**Activity:** Go through the entries below and count the lines where the word "true" appears; give only the count.
[[ Data for this exercise, beginning ]]
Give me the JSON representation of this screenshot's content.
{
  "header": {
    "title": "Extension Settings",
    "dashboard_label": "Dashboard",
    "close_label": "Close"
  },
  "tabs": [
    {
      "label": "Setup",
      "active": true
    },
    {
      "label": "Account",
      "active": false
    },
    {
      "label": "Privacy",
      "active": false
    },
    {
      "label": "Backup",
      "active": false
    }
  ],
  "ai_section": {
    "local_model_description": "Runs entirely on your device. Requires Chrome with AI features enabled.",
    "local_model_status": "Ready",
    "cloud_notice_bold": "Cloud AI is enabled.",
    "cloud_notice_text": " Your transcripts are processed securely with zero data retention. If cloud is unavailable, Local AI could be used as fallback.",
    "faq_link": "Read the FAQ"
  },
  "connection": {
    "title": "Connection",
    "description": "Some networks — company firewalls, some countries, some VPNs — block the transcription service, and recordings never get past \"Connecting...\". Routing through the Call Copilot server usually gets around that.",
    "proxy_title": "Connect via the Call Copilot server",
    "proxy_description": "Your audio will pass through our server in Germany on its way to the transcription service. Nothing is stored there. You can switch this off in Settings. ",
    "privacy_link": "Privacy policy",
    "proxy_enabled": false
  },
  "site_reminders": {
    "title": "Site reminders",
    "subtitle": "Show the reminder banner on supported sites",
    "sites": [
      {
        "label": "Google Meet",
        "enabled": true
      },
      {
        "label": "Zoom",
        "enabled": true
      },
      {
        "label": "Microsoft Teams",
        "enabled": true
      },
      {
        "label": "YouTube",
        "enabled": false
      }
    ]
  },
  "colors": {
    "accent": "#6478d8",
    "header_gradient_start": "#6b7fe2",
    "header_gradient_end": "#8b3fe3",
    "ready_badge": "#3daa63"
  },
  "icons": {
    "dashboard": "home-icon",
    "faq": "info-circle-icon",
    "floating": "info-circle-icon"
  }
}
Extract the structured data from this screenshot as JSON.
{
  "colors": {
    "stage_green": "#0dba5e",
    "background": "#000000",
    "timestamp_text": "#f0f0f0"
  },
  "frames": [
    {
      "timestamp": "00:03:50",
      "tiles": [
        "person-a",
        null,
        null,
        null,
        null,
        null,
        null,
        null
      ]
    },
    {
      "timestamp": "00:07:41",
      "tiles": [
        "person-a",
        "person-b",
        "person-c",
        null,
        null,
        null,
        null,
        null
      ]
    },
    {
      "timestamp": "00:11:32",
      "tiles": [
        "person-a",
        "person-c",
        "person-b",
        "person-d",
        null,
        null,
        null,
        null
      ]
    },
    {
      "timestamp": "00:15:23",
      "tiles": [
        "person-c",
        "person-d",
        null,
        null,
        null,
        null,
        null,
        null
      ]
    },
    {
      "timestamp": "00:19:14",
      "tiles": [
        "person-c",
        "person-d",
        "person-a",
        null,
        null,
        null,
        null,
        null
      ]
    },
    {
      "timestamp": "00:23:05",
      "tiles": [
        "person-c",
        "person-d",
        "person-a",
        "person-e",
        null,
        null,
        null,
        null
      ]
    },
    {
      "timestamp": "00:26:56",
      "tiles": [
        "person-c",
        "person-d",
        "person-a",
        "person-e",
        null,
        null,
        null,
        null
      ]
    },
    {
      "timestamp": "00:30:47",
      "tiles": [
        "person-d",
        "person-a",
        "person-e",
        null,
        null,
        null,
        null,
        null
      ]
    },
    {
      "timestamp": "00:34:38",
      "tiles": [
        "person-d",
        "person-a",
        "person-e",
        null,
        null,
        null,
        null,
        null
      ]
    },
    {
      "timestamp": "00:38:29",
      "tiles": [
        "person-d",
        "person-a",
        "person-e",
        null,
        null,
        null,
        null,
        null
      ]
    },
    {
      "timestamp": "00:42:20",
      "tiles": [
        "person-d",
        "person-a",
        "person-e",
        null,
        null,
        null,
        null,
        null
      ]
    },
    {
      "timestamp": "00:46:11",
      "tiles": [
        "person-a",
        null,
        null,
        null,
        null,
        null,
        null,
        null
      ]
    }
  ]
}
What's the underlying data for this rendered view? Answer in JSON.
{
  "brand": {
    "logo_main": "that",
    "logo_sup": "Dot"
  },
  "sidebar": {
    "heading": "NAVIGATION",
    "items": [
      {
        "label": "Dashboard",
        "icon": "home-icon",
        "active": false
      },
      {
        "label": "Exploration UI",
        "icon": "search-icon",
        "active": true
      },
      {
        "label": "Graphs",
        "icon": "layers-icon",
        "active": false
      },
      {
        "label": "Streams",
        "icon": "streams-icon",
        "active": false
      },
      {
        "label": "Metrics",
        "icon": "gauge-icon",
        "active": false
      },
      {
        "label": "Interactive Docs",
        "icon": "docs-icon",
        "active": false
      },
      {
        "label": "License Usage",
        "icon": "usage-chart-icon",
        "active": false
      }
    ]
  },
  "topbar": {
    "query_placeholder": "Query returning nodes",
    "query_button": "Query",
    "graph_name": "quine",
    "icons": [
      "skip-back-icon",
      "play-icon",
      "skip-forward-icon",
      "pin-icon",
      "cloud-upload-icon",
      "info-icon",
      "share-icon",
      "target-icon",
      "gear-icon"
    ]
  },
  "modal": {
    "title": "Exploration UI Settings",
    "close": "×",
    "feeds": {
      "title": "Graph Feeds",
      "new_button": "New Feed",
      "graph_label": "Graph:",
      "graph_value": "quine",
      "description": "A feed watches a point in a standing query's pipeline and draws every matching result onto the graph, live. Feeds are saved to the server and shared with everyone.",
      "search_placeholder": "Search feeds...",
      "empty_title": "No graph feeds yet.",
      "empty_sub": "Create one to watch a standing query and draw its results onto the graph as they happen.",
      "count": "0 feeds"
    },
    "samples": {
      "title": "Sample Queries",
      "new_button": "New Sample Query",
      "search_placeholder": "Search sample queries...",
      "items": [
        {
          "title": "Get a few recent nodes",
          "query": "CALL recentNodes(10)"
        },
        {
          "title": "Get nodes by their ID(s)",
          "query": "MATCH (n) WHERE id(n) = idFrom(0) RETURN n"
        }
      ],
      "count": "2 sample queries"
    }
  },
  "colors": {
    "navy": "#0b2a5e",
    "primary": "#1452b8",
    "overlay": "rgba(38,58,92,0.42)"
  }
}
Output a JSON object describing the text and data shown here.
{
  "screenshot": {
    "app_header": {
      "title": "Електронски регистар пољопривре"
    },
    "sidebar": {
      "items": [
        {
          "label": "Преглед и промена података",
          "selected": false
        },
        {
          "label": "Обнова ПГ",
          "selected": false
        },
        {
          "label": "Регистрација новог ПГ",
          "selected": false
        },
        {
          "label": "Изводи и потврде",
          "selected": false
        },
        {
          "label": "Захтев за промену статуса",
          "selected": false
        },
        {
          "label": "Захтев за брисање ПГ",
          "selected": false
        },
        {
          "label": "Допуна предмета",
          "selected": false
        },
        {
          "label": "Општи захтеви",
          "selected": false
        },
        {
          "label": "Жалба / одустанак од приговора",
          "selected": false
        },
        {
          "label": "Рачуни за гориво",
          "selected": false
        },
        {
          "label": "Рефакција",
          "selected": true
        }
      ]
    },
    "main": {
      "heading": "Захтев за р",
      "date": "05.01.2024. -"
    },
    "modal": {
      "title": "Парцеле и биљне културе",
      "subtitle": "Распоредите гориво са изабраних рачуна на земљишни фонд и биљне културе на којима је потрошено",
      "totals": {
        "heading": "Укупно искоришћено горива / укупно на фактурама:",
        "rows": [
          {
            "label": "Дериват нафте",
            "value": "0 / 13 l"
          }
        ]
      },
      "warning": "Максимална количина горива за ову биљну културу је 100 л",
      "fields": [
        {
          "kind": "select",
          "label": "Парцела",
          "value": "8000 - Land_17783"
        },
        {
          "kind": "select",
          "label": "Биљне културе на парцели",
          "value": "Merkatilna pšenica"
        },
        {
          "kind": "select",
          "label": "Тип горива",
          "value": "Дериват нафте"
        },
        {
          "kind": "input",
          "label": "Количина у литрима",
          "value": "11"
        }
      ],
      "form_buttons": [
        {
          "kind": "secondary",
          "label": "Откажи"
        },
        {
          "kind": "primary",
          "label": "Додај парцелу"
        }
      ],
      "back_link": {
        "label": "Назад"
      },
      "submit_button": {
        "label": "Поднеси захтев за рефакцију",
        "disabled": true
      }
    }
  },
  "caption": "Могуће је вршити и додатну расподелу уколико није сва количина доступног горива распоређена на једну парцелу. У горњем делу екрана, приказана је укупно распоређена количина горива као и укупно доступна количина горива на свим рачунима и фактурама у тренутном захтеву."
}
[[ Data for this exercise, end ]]
**Response to this task:** 7